Edward de Bono, inventor of the term ‘Lateral Thinking’ and widely acknowledged as the world’s leading expert on thinking, wrote a book called Six Thinking Hats in 1985.
My explanation of Six Hats may not be the most accurate but it is the one I usually use when trying to explain the principle.
When we are thinking about an issue, even if we believe that we are being clear-headed and objective, we approach the subject in a very mixed up way.
For example, if we are asked for our opinion about a controversial topic, we cannot help but — automatically — colour our judgement by in-built prejudice or bias.
All the various strands of our thought processes overlap and merge.
This is not helpful and can lead to us making a decision that we later regret.
Six Hats thinking is a deliberate attempt to force the brain to think in unnatural ways.
Edward de Bono refers to this as ‘parallel thinking’. In other words, thinking in one, distinct way at a time.
He identified six, specific directions in which the brain can be challenged.
To help give each direction an identity, de Bono encourages us to imagine wearing a metaphorical hat of a certain colour.
Six Hats is primarily a group thinking process, with a trained facilitator (like me) running the show. But it’s such a simple, easy to remember technique that it is handy to use ‘solo’.
The results are truly amazing. But they have to be experienced to be believed.
There are numerous examples of how Six Hats has been used by major corporations and by well-known clients of Dr de Bono but, sadly, the technique never achieved mass market appeal.
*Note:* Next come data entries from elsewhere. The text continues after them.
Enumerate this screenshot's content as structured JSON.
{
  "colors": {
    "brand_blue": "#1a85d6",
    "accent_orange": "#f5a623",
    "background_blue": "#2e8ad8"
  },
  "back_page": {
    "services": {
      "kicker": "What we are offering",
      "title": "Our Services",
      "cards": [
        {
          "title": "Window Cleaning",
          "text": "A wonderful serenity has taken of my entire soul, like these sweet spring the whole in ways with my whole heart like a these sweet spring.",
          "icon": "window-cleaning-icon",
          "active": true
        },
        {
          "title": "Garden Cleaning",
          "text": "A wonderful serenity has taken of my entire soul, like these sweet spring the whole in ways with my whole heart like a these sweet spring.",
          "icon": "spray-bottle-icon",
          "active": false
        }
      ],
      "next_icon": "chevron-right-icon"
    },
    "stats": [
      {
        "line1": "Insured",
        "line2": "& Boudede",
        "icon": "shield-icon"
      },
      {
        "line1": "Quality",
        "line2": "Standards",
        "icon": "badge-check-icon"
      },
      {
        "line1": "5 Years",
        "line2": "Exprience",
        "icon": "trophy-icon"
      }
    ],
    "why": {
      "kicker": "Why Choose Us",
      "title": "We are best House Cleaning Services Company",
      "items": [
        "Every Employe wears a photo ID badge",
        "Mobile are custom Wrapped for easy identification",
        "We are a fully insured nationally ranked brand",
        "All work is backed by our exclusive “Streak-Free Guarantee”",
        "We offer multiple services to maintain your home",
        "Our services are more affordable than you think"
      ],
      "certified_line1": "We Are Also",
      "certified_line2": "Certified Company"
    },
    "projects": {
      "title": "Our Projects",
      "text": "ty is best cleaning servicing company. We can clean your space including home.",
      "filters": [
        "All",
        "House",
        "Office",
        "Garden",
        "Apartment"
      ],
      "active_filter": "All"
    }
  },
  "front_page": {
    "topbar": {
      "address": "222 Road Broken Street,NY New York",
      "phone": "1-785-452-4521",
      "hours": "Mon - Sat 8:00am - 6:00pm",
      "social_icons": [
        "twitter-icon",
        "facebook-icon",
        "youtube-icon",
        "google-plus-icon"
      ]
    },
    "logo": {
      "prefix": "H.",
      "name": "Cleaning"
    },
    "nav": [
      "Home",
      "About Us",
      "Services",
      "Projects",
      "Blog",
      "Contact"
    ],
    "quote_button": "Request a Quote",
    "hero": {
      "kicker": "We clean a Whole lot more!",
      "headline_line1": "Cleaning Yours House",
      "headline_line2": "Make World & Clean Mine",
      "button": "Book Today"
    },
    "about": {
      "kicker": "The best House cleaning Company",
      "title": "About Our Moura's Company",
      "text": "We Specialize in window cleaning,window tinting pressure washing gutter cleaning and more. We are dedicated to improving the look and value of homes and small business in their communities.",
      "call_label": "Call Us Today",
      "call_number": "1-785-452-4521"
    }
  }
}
In the early 2000s it was adopted in some parts of the British civil service and it has a loyal following in the education sector (notably in Australia) but Six Hats is still new to most people.
And it’s as good for our thinking today as it’s always been.